The government has ruled out any Goods & Services (GST) hike for non-essential goods. It has also said ‘no’ to monetisation of deficit, for now.
The GST Council, that meets once in three months, is scheduled to meet before June 14.
As both the Centre and the States are facing a severe revenue crunch, there were speculations that some rate rejig could be done, especially on non-essential items such as electronic products or even tobacco-related products. “Consumer has to decide what is essential for him/her and what is non-essential. Demand for all goods to be induced,” a senior Finance Ministry official said, while ruling out any rate revision.
Monetisation of deficit
Not just GST, other sources of revenue have also dried up. At the same time, expenditure has gone beyond what is budgeted. Given this, the deficit (difference between income and expenditure of the government) should, perhaps, be monetisd by the RBI. Simply said, the RBI should print money and lend to the government. This practice was in vogue till fiscal year 1997-98, after which the government started borrowing from the market — lenders are banks, financial institutions and even the common man.
On being asked whether the government will go for monetisation, the official said ‘no’, but did not ruled it out permanently. “Let the bridge come, we will cross then only,” the official said. Monetisation has many effects. First, it pushes the inflation rate and, second, brings down the value of the currency. However, experts feel that a one-time solution will not have much repercussions, given that global crude prices are down.
Many industries, especially micro, small and medium (MSME) enterprises, have been facing cash flow problems following the lockdown, leading to a high number of employees being retrenched. According to Centre for Monitoring Indian Economy (CMIE), the unemployment rate has risen from 8.8 per cent in March to 23.5 per cent in April and seems to have remained stable at the elevated rate of around 24 per cent in May.
When asked what the government is doing on this front, the official said the Finance Ministry is engaging with Labour Ministry over job losses and salary cuts. It has asked the Ministry to collect data on job losses during Covid-19.
Foreign investment from China
Amid the spread of Covid-19, the government amended FDI rules last month by placing investment by certain countries in the approval route. This was mainly intended to check fund flow from China. On checks on foreign portfolio investment (FPI) investment from China, the official said, “no call had been taken on restricting China through FPI route.” FPI route means investment through the stock market.

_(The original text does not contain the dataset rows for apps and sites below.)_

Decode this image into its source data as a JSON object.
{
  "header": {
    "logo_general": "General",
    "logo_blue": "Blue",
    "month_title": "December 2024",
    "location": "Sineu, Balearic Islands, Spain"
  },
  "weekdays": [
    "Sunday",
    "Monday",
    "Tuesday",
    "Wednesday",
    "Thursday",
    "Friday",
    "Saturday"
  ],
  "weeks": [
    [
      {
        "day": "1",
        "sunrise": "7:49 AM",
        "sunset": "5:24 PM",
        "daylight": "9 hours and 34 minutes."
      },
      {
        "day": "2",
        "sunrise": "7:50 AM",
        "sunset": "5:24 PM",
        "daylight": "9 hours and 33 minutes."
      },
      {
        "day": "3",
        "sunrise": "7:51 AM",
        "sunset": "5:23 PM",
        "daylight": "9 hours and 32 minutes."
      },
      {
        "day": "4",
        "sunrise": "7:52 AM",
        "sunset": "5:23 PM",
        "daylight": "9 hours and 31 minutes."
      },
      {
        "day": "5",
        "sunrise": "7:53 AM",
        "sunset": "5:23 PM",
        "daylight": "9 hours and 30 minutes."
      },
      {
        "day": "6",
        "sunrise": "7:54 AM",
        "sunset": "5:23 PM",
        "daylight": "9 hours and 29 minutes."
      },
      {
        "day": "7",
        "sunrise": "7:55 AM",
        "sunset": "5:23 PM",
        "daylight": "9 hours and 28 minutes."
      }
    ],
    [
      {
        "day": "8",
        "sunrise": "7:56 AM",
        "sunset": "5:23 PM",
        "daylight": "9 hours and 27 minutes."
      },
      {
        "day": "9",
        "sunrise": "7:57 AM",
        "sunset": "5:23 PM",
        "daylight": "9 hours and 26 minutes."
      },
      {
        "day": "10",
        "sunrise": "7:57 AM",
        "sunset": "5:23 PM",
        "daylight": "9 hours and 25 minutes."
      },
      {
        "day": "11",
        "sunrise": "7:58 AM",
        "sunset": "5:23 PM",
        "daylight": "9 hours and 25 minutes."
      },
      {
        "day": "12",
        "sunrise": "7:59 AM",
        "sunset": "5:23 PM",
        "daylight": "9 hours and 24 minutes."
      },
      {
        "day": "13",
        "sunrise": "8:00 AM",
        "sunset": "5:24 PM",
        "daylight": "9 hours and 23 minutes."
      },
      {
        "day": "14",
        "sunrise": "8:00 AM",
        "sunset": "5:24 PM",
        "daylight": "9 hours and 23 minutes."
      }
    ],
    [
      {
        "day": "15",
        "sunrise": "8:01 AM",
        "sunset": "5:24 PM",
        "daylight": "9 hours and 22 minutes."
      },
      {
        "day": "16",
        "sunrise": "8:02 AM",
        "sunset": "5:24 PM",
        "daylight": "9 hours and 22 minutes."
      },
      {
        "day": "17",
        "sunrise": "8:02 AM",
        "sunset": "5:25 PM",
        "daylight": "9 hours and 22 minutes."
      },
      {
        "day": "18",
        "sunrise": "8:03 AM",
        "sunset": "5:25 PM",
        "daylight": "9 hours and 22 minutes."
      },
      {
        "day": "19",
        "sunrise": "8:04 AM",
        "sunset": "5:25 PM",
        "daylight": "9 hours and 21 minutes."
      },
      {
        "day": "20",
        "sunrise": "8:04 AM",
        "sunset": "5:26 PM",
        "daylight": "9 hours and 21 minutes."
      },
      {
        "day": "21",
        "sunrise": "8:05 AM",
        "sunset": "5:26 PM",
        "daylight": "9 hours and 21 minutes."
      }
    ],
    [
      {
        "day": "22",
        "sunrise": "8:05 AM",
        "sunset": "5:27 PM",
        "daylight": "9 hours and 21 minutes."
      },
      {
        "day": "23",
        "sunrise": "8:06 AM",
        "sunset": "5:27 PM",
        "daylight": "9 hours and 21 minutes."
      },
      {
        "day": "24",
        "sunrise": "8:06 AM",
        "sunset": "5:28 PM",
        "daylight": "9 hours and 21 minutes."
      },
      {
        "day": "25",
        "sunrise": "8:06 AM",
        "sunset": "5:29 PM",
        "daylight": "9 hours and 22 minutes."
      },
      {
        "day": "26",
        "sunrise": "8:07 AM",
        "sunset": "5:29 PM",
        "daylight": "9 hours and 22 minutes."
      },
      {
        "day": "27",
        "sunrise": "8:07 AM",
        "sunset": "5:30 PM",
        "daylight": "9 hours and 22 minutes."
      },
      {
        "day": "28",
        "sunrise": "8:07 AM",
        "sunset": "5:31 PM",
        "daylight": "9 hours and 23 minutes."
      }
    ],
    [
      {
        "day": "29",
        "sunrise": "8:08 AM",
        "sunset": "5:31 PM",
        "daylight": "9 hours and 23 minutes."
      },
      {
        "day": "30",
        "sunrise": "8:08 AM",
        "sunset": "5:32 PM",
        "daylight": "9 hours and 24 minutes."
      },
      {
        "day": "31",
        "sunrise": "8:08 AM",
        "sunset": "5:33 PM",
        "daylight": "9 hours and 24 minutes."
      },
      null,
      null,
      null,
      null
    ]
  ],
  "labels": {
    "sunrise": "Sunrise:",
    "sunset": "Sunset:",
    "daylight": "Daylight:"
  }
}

The Financial Stability & Development Council, in its meeting on Thursday, discussed the concept of bad bank; however, no decision has been taken as of now. A bad bank is a corporate structure that isolates illiquid and high-risk assets held by a bank or a financial organisation, or perhaps a group of banks or financial organisations. On actual credit flow, the official said loan has been sanctioned but there has been no disbusrsal though many enterprises have made requests.